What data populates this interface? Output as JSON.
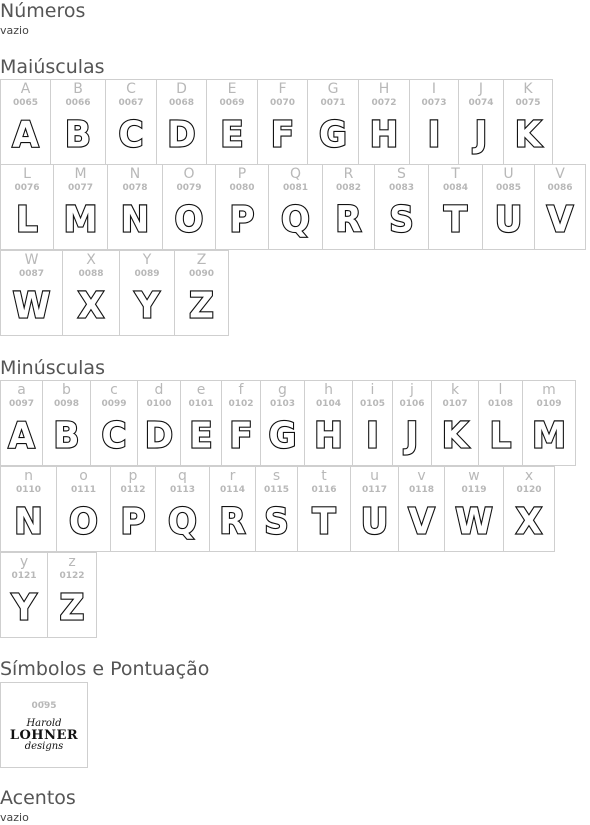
{
  "sections": {
    "numeros": {
      "title": "Números",
      "note": "vazio"
    },
    "maiusculas": {
      "title": "Maiúsculas"
    },
    "minusculas": {
      "title": "Minúsculas"
    },
    "simbolos": {
      "title": "Símbolos e Pontuação"
    },
    "acentos": {
      "title": "Acentos",
      "note": "vazio"
    }
  },
  "upper": [
    {
      "ch": "A",
      "code": "0065"
    },
    {
      "ch": "B",
      "code": "0066"
    },
    {
      "ch": "C",
      "code": "0067"
    },
    {
      "ch": "D",
      "code": "0068"
    },
    {
      "ch": "E",
      "code": "0069"
    },
    {
      "ch": "F",
      "code": "0070"
    },
    {
      "ch": "G",
      "code": "0071"
    },
    {
      "ch": "H",
      "code": "0072"
    },
    {
      "ch": "I",
      "code": "0073"
    },
    {
      "ch": "J",
      "code": "0074"
    },
    {
      "ch": "K",
      "code": "0075"
    },
    {
      "ch": "L",
      "code": "0076"
    },
    {
      "ch": "M",
      "code": "0077"
    },
    {
      "ch": "N",
      "code": "0078"
    },
    {
      "ch": "O",
      "code": "0079"
    },
    {
      "ch": "P",
      "code": "0080"
    },
    {
      "ch": "Q",
      "code": "0081"
    },
    {
      "ch": "R",
      "code": "0082"
    },
    {
      "ch": "S",
      "code": "0083"
    },
    {
      "ch": "T",
      "code": "0084"
    },
    {
      "ch": "U",
      "code": "0085"
    },
    {
      "ch": "V",
      "code": "0086"
    },
    {
      "ch": "W",
      "code": "0087"
    },
    {
      "ch": "X",
      "code": "0088"
    },
    {
      "ch": "Y",
      "code": "0089"
    },
    {
      "ch": "Z",
      "code": "0090"
    }
  ],
  "lower": [
    {
      "ch": "a",
      "code": "0097"
    },
    {
      "ch": "b",
      "code": "0098"
    },
    {
      "ch": "c",
      "code": "0099"
    },
    {
      "ch": "d",
      "code": "0100"
    },
    {
      "ch": "e",
      "code": "0101"
    },
    {
      "ch": "f",
      "code": "0102"
    },
    {
      "ch": "g",
      "code": "0103"
    },
    {
      "ch": "h",
      "code": "0104"
    },
    {
      "ch": "i",
      "code": "0105"
    },
    {
      "ch": "j",
      "code": "0106"
    },
    {
      "ch": "k",
      "code": "0107"
    },
    {
      "ch": "l",
      "code": "0108"
    },
    {
      "ch": "m",
      "code": "0109"
    },
    {
      "ch": "n",
      "code": "0110"
    },
    {
      "ch": "o",
      "code": "0111"
    },
    {
      "ch": "p",
      "code": "0112"
    },
    {
      "ch": "q",
      "code": "0113"
    },
    {
      "ch": "r",
      "code": "0114"
    },
    {
      "ch": "s",
      "code": "0115"
    },
    {
      "ch": "t",
      "code": "0116"
    },
    {
      "ch": "u",
      "code": "0117"
    },
    {
      "ch": "v",
      "code": "0118"
    },
    {
      "ch": "w",
      "code": "0119"
    },
    {
      "ch": "x",
      "code": "0120"
    },
    {
      "ch": "y",
      "code": "0121"
    },
    {
      "ch": "z",
      "code": "0122"
    }
  ],
  "symbols": [
    {
      "ch": "_",
      "code": "0095",
      "logo": [
        "Harold",
        "LOHNER",
        "designs"
      ]
    }
  ]
}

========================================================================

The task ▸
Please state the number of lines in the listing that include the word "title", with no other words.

Response to this exercise ▸
5